Researchers have tried to ask a commonly asked question- Why do women live longer than men? Women have some natural physical advantages as to why they live longer than men.
While this gender gap is not fully understood, it is well known that there are more reasons than just the typical riskier behaviors of some men, including smoking and drinking alcohol. It is thought to be, in part, due to estrogen protecting women from heart disease for a longer period in life. In trying to understand why women age slower than men, researchers have looked at the rate of cellular aging. One of the biological differences from birth is that women have longer telomeres.
Scientists have long understood the importance of telomeres in healthy longevity. In her Keynote Address at the upcoming North American Menopause Society (NAMS) Annual Meeting, Dr. Elissa Epel from the University of California in San Francisco will provide a detailed look at those factors that modulate telomere length, with special emphasis on women's reproductive health, hormones, and mental health.
Longer telomeres predict less cardiovascular disease and, in many instances, a longer life for both men and women. "Some experimental studies suggest estrogen exposure increases the activity of telomerase, the enzyme that can protect and elongate telomeres," said Dr. Epel.

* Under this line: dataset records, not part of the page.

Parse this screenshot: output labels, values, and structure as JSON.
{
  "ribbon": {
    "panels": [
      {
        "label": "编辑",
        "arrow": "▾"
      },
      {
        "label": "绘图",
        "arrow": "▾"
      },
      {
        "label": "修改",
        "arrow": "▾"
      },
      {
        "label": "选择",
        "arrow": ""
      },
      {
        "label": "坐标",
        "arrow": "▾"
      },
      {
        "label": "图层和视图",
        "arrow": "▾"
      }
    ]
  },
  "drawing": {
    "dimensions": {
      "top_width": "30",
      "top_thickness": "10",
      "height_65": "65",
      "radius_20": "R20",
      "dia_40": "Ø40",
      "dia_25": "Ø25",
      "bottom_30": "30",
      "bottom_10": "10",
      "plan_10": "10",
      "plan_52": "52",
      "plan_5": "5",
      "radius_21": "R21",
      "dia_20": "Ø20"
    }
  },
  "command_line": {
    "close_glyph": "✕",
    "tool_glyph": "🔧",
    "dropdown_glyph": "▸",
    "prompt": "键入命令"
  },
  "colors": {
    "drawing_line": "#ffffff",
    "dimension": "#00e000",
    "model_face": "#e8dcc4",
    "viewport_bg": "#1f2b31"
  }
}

She warns, however, that telomeres can be shortened prematurely by stress and chronic or childhood psychological adversity. The findings are present in Menopause: The Journal of the North American Menopause Society.